Exercise goal: The text of every record, exactly as given and with no pictures, should be your output.

(Page and application data records)
== Segment start ==
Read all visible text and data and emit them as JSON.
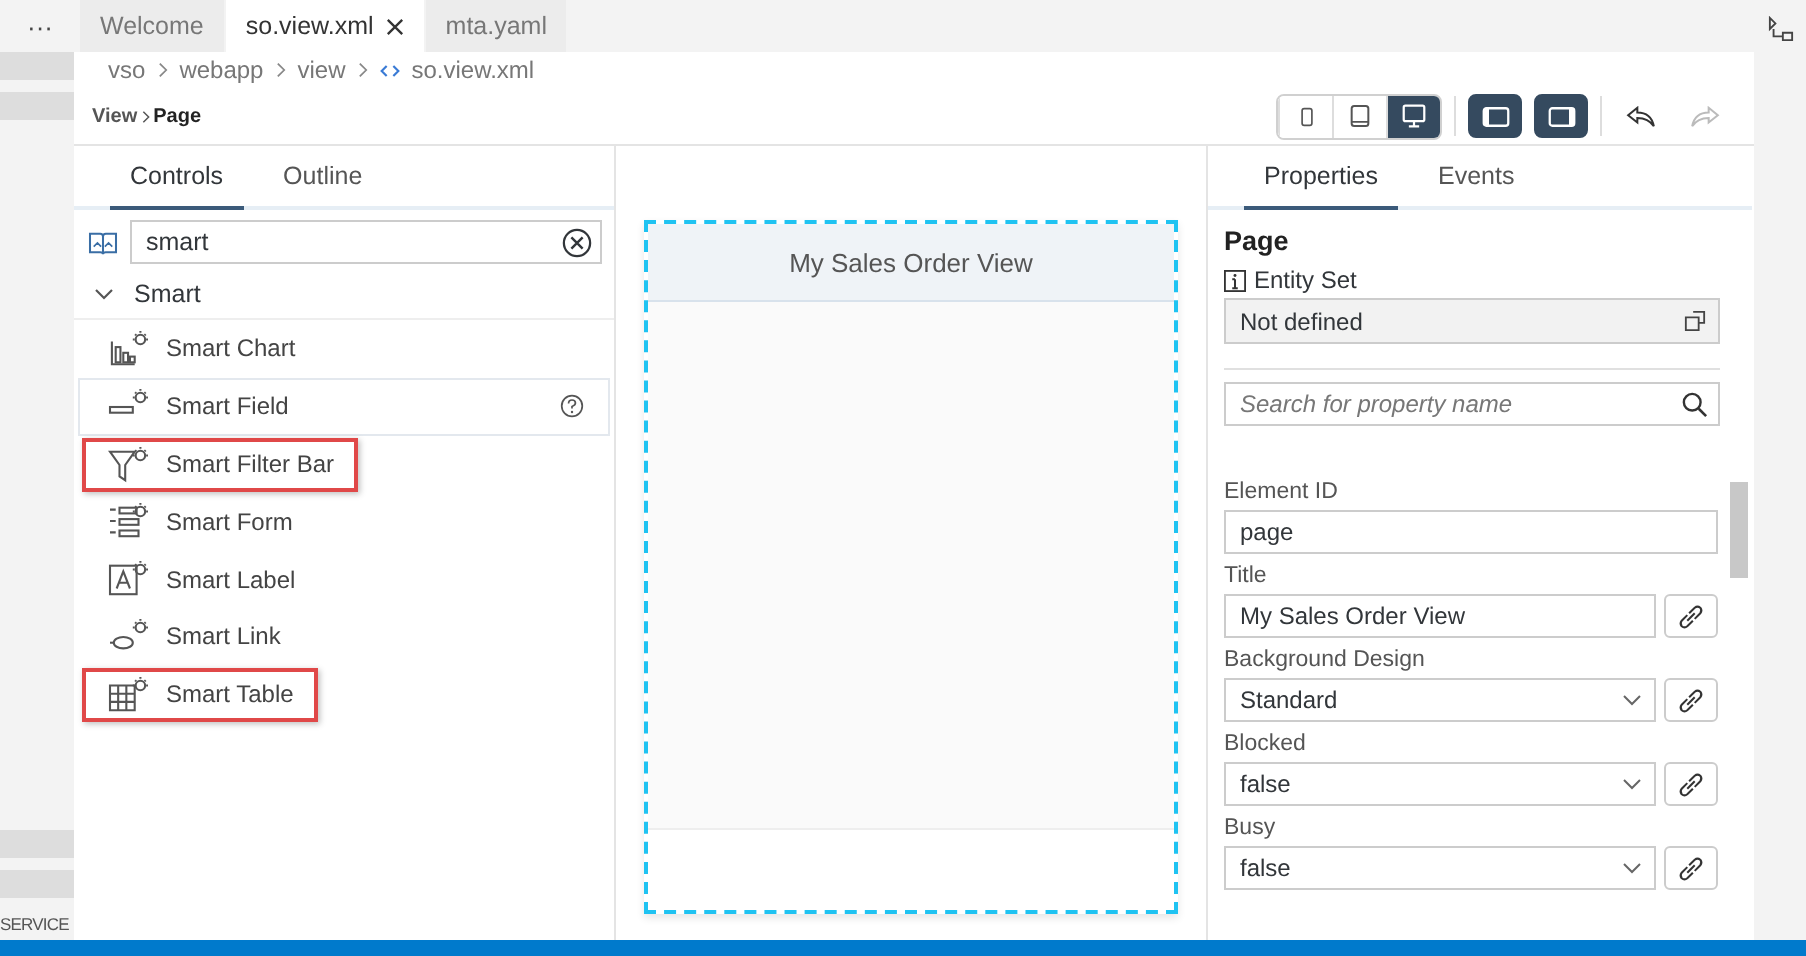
{
  "editor_tabs": [
    {
      "label": "Welcome",
      "selected": false,
      "closable": false
    },
    {
      "label": "so.view.xml",
      "selected": true,
      "closable": true
    },
    {
      "label": "mta.yaml",
      "selected": false,
      "closable": false
    }
  ],
  "overflow_menu": "···",
  "breadcrumb": [
    {
      "label": "vso",
      "kind": "folder"
    },
    {
      "label": "webapp",
      "kind": "folder"
    },
    {
      "label": "view",
      "kind": "folder"
    },
    {
      "label": "so.view.xml",
      "kind": "file"
    }
  ],
  "view_path": {
    "parent": "View",
    "current": "Page"
  },
  "device_buttons": [
    {
      "kind": "phone",
      "selected": false
    },
    {
      "kind": "tablet",
      "selected": false
    },
    {
      "kind": "desktop",
      "selected": true
    }
  ],
  "panel_toggles": [
    {
      "kind": "left",
      "on": true
    },
    {
      "kind": "right",
      "on": true
    }
  ],
  "history": [
    {
      "kind": "undo",
      "disabled": false
    },
    {
      "kind": "redo",
      "disabled": true
    }
  ],
  "left_panel": {
    "tabs": [
      {
        "label": "Controls",
        "selected": true
      },
      {
        "label": "Outline",
        "selected": false
      }
    ],
    "search": {
      "value": "smart"
    },
    "group": {
      "label": "Smart",
      "expanded": true
    },
    "items": [
      {
        "label": "Smart Chart",
        "kind": "chart",
        "hovered": false,
        "highlighted": false
      },
      {
        "label": "Smart Field",
        "kind": "field",
        "hovered": true,
        "highlighted": false
      },
      {
        "label": "Smart Filter Bar",
        "kind": "filter",
        "hovered": false,
        "highlighted": true
      },
      {
        "label": "Smart Form",
        "kind": "form",
        "hovered": false,
        "highlighted": false
      },
      {
        "label": "Smart Label",
        "kind": "label",
        "hovered": false,
        "highlighted": false
      },
      {
        "label": "Smart Link",
        "kind": "link",
        "hovered": false,
        "highlighted": false
      },
      {
        "label": "Smart Table",
        "kind": "table",
        "hovered": false,
        "highlighted": true
      }
    ]
  },
  "canvas": {
    "page_title": "My Sales Order View"
  },
  "right_panel": {
    "tabs": [
      {
        "label": "Properties",
        "selected": true
      },
      {
        "label": "Events",
        "selected": false
      }
    ],
    "heading": "Page",
    "entity_set": {
      "label": "Entity Set",
      "value": "Not defined"
    },
    "search": {
      "placeholder": "Search for property name"
    },
    "properties": [
      {
        "label": "Element ID",
        "kind": "input",
        "value": "page",
        "bindable": false
      },
      {
        "label": "Title",
        "kind": "input",
        "value": "My Sales Order View",
        "bindable": true
      },
      {
        "label": "Background Design",
        "kind": "select",
        "value": "Standard",
        "bindable": true
      },
      {
        "label": "Blocked",
        "kind": "select",
        "value": "false",
        "bindable": true
      },
      {
        "label": "Busy",
        "kind": "select",
        "value": "false",
        "bindable": true
      }
    ]
  },
  "side_strip": {
    "label": "SERVICE"
  }
}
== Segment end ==
Reply:
Read all visible text and data and emit them as JSON.
{
  "editor_tabs": [
    {
      "label": "Welcome",
      "selected": false,
      "closable": false
    },
    {
      "label": "so.view.xml",
      "selected": true,
      "closable": true
    },
    {
      "label": "mta.yaml",
      "selected": false,
      "closable": false
    }
  ],
  "overflow_menu": "···",
  "breadcrumb": [
    {
      "label": "vso",
      "kind": "folder"
    },
    {
      "label": "webapp",
      "kind": "folder"
    },
    {
      "label": "view",
      "kind": "folder"
    },
    {
      "label": "so.view.xml",
      "kind": "file"
    }
  ],
  "view_path": {
    "parent": "View",
    "current": "Page"
  },
  "device_buttons": [
    {
      "kind": "phone",
      "selected": false
    },
    {
      "kind": "tablet",
      "selected": false
    },
    {
      "kind": "desktop",
      "selected": true
    }
  ],
  "panel_toggles": [
    {
      "kind": "left",
      "on": true
    },
    {
      "kind": "right",
      "on": true
    }
  ],
  "history": [
    {
      "kind": "undo",
      "disabled": false
    },
    {
      "kind": "redo",
      "disabled": true
    }
  ],
  "left_panel": {
    "tabs": [
      {
        "label": "Controls",
        "selected": true
      },
      {
        "label": "Outline",
        "selected": false
      }
    ],
    "search": {
      "value": "smart"
    },
    "group": {
      "label": "Smart",
      "expanded": true
    },
    "items": [
      {
        "label": "Smart Chart",
        "kind": "chart",
        "hovered": false,
        "highlighted": false
      },
      {
        "label": "Smart Field",
        "kind": "field",
        "hovered": true,
        "highlighted": false
      },
      {
        "label": "Smart Filter Bar",
        "kind": "filter",
        "hovered": false,
        "highlighted": true
      },
      {
        "label": "Smart Form",
        "kind": "form",
        "hovered": false,
        "highlighted": false
      },
      {
        "label": "Smart Label",
        "kind": "label",
        "hovered": false,
        "highlighted": false
      },
      {
        "label": "Smart Link",
        "kind": "link",
        "hovered": false,
        "highlighted": false
      },
      {
        "label": "Smart Table",
        "kind": "table",
        "hovered": false,
        "highlighted": true
      }
    ]
  },
  "canvas": {
    "page_title": "My Sales Order View"
  },
  "right_panel": {
    "tabs": [
      {
        "label": "Properties",
        "selected": true
      },
      {
        "label": "Events",
        "selected": false
      }
    ],
    "heading": "Page",
    "entity_set": {
      "label": "Entity Set",
      "value": "Not defined"
    },
    "search": {
      "placeholder": "Search for property name"
    },
    "properties": [
      {
        "label": "Element ID",
        "kind": "input",
        "value": "page",
        "bindable": false
      },
      {
        "label": "Title",
        "kind": "input",
        "value": "My Sales Order View",
        "bindable": true
      },
      {
        "label": "Background Design",
        "kind": "select",
        "value": "Standard",
        "bindable": true
      },
      {
        "label": "Blocked",
        "kind": "select",
        "value": "false",
        "bindable": true
      },
      {
        "label": "Busy",
        "kind": "select",
        "value": "false",
        "bindable": true
      }
    ]
  },
  "side_strip": {
    "label": "SERVICE"
  }
}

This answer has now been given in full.